Plaintiffs in the class action lawsuit contended that the drug makers boosted published average wholesale prices, which until 2003 were the basis for reimbursements from Medicare, state governments, and private insurers.
In an earlier ruling in June, Judge Saris found that the two companies and Schering Plough Corp subsidiary, Warrick Pharmaceuticals, had grossly inflated the prices of drugs, including chemotherapy agents, to the detriment of the U.S. government’s Medicare program for the elderly, insurance companies, and individuals.
In the most recent ruling, Judge Saris wrote that the companies “knew that Medicare beneficiaries, and thus their insurer, were locked by statute into paying 20% of grossly inflated phony AWPs, which bore no relation to any average of wholesale prices in the marketplace.” The judge did not double damages against Warrick.
The marked-up prices created what is referred to as a spread between a doctor or pharmacy’s real cost and the drug’s published cost. When their drugs faced competition, companies used spreads to make their drugs more attractive to doctors, who could pocket excess cash resulting from the scheme. The court has invited the plaintiffs to expand this case to a nationwide class action for the next trial.
If that happens, it would give consumers across the country the same remedies this single-state case affords. As we have previously reported, several claims in the case have already been settled. GlaxoSmithKline, which is a defendant in the case our firm filed in Alabama, settled all claims before the trial.

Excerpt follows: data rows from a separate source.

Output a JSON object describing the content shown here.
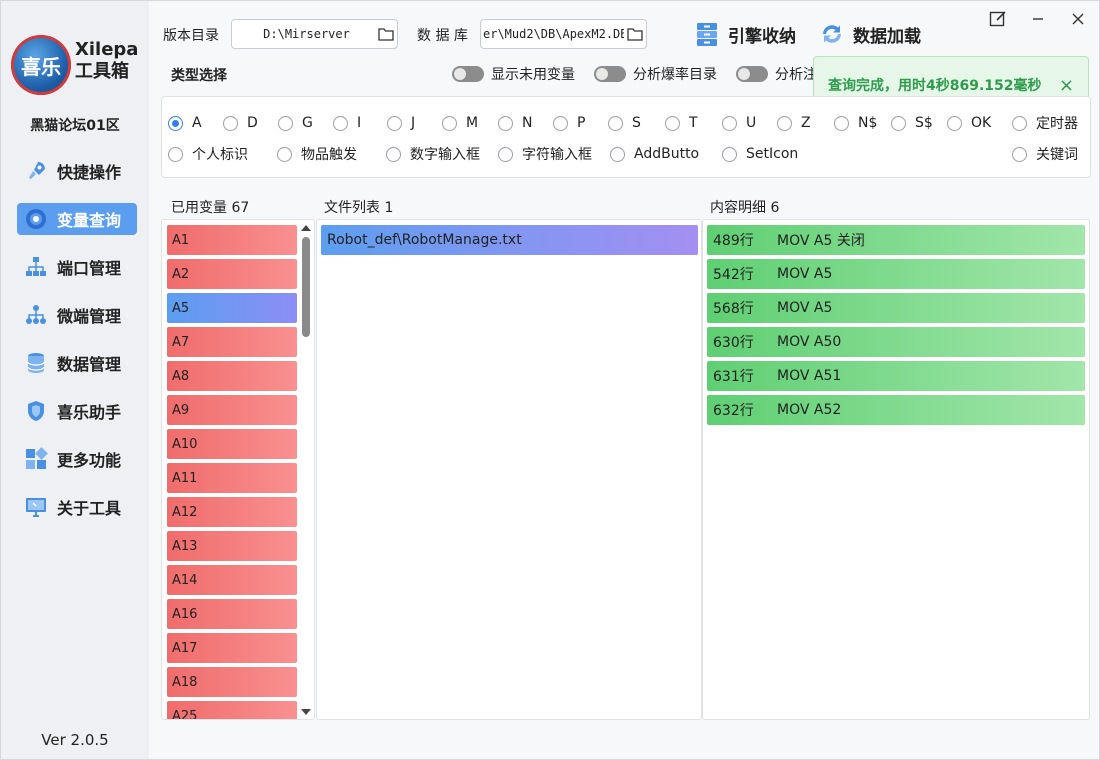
{
  "app": {
    "logo_glyph": "喜乐",
    "name_line1": "Xilepa",
    "name_line2": "工具箱",
    "forum": "黑猫论坛01区",
    "version": "Ver 2.0.5"
  },
  "sidebar": {
    "items": [
      {
        "label": "快捷操作",
        "icon": "rocket-icon"
      },
      {
        "label": "变量查询",
        "icon": "target-icon"
      },
      {
        "label": "端口管理",
        "icon": "network-icon"
      },
      {
        "label": "微端管理",
        "icon": "tree-icon"
      },
      {
        "label": "数据管理",
        "icon": "database-icon"
      },
      {
        "label": "喜乐助手",
        "icon": "shield-icon"
      },
      {
        "label": "更多功能",
        "icon": "apps-icon"
      },
      {
        "label": "关于工具",
        "icon": "monitor-icon"
      }
    ],
    "active_index": 1
  },
  "toolbar": {
    "version_dir_label": "版本目录",
    "version_dir_value": "D:\\Mirserver",
    "db_label": "数 据 库",
    "db_value": "er\\Mud2\\DB\\ApexM2.DB",
    "engine_btn": "引擎收纳",
    "load_btn": "数据加载",
    "type_select_label": "类型选择",
    "toggles": [
      {
        "label": "显示未用变量",
        "on": false
      },
      {
        "label": "分析爆率目录",
        "on": false
      },
      {
        "label": "分析注",
        "on": false
      }
    ]
  },
  "toast": {
    "message": "查询完成，用时4秒869.152毫秒",
    "close": "×"
  },
  "types": {
    "row1": [
      "A",
      "D",
      "G",
      "I",
      "J",
      "M",
      "N",
      "P",
      "S",
      "T",
      "U",
      "Z",
      "N$",
      "S$",
      "OK",
      "定时器"
    ],
    "row2": [
      "个人标识",
      "物品触发",
      "数字输入框",
      "字符输入框",
      "AddButto",
      "SetIcon",
      "关键词"
    ],
    "selected": "A"
  },
  "columns": {
    "used_vars_title": "已用变量 67",
    "file_list_title": "文件列表 1",
    "detail_title": "内容明细 6"
  },
  "variables": [
    "A1",
    "A2",
    "A5",
    "A7",
    "A8",
    "A9",
    "A10",
    "A11",
    "A12",
    "A13",
    "A14",
    "A16",
    "A17",
    "A18",
    "A25"
  ],
  "selected_variable": "A5",
  "files": [
    "Robot_def\\RobotManage.txt"
  ],
  "details": [
    {
      "line": "489行",
      "text": "MOV A5 关闭"
    },
    {
      "line": "542行",
      "text": "MOV A5"
    },
    {
      "line": "568行",
      "text": "MOV A5"
    },
    {
      "line": "630行",
      "text": "MOV A50"
    },
    {
      "line": "631行",
      "text": "MOV A51"
    },
    {
      "line": "632行",
      "text": "MOV A52"
    }
  ]
}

AstraZeneca also settled claims involving Medicare beneficiaries before the trial.